#### TO DO:
Please restate each entry that follows word for word.

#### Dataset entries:
........
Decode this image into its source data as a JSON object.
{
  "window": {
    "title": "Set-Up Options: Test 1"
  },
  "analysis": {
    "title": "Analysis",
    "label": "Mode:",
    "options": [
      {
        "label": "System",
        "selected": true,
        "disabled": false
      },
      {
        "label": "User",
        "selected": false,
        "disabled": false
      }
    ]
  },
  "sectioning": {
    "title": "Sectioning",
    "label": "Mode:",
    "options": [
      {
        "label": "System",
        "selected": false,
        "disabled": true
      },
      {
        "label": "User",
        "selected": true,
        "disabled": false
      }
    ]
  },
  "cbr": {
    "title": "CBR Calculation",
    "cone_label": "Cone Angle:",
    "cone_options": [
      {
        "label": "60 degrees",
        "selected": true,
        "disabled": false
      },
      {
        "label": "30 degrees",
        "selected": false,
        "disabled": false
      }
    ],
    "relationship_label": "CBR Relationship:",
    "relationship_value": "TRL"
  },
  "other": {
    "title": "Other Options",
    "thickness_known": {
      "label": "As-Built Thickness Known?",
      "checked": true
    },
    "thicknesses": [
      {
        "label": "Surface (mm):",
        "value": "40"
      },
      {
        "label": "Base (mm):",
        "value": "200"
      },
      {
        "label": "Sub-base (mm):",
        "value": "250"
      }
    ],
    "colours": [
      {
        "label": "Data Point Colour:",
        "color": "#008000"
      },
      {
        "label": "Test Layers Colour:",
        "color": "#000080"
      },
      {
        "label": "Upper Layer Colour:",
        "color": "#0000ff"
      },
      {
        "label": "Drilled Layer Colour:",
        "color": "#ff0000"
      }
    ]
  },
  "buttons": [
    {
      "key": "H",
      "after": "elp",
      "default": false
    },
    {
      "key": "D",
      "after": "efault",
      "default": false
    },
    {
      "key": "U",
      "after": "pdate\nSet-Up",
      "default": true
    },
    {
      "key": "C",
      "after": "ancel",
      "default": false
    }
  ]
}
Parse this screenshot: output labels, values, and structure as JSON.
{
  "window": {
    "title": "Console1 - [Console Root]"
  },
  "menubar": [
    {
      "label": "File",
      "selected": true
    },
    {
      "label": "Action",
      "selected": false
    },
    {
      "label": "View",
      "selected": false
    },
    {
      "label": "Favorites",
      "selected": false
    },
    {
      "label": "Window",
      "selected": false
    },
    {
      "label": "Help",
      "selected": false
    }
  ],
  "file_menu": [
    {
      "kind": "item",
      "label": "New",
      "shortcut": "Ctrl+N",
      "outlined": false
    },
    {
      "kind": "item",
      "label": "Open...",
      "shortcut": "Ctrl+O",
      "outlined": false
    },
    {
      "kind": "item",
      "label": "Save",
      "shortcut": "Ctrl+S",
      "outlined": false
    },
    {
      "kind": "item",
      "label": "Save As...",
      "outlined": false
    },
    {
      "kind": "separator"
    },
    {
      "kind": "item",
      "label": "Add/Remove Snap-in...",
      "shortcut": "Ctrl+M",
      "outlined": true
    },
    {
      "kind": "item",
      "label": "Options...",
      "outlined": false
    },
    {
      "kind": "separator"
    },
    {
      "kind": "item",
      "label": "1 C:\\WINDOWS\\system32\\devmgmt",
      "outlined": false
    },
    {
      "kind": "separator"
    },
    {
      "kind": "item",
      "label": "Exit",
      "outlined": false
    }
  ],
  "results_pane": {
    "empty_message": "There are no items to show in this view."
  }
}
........
#### ANSWER SPACE:
Decode this image into its source data as a JSON object.
{
  "window": {
    "title": "Set-Up Options: Test 1"
  },
  "analysis": {
    "title": "Analysis",
    "label": "Mode:",
    "options": [
      {
        "label": "System",
        "selected": true,
        "disabled": false
      },
      {
        "label": "User",
        "selected": false,
        "disabled": false
      }
    ]
  },
  "sectioning": {
    "title": "Sectioning",
    "label": "Mode:",
    "options": [
      {
        "label": "System",
        "selected": false,
        "disabled": true
      },
      {
        "label": "User",
        "selected": true,
        "disabled": false
      }
    ]
  },
  "cbr": {
    "title": "CBR Calculation",
    "cone_label": "Cone Angle:",
    "cone_options": [
      {
        "label": "60 degrees",
        "selected": true,
        "disabled": false
      },
      {
        "label": "30 degrees",
        "selected": false,
        "disabled": false
      }
    ],
    "relationship_label": "CBR Relationship:",
    "relationship_value": "TRL"
  },
  "other": {
    "title": "Other Options",
    "thickness_known": {
      "label": "As-Built Thickness Known?",
      "checked": true
    },
    "thicknesses": [
      {
        "label": "Surface (mm):",
        "value": "40"
      },
      {
        "label": "Base (mm):",
        "value": "200"
      },
      {
        "label": "Sub-base (mm):",
        "value": "250"
      }
    ],
    "colours": [
      {
        "label": "Data Point Colour:",
        "color": "#008000"
      },
      {
        "label": "Test Layers Colour:",
        "color": "#000080"
      },
      {
        "label": "Upper Layer Colour:",
        "color": "#0000ff"
      },
      {
        "label": "Drilled Layer Colour:",
        "color": "#ff0000"
      }
    ]
  },
  "buttons": [
    {
      "key": "H",
      "after": "elp",
      "default": false
    },
    {
      "key": "D",
      "after": "efault",
      "default": false
    },
    {
      "key": "U",
      "after": "pdate\nSet-Up",
      "default": true
    },
    {
      "key": "C",
      "after": "ancel",
      "default": false
    }
  ]
}
Parse this screenshot: output labels, values, and structure as JSON.
{
  "window": {
    "title": "Console1 - [Console Root]"
  },
  "menubar": [
    {
      "label": "File",
      "selected": true
    },
    {
      "label": "Action",
      "selected": false
    },
    {
      "label": "View",
      "selected": false
    },
    {
      "label": "Favorites",
      "selected": false
    },
    {
      "label": "Window",
      "selected": false
    },
    {
      "label": "Help",
      "selected": false
    }
  ],
  "file_menu": [
    {
      "kind": "item",
      "label": "New",
      "shortcut": "Ctrl+N",
      "outlined": false
    },
    {
      "kind": "item",
      "label": "Open...",
      "shortcut": "Ctrl+O",
      "outlined": false
    },
    {
      "kind": "item",
      "label": "Save",
      "shortcut": "Ctrl+S",
      "outlined": false
    },
    {
      "kind": "item",
      "label": "Save As...",
      "outlined": false
    },
    {
      "kind": "separator"
    },
    {
      "kind": "item",
      "label": "Add/Remove Snap-in...",
      "shortcut": "Ctrl+M",
      "outlined": true
    },
    {
      "kind": "item",
      "label": "Options...",
      "outlined": false
    },
    {
      "kind": "separator"
    },
    {
      "kind": "item",
      "label": "1 C:\\WINDOWS\\system32\\devmgmt",
      "outlined": false
    },
    {
      "kind": "separator"
    },
    {
      "kind": "item",
      "label": "Exit",
      "outlined": false
    }
  ],
  "results_pane": {
    "empty_message": "There are no items to show in this view."
  }
}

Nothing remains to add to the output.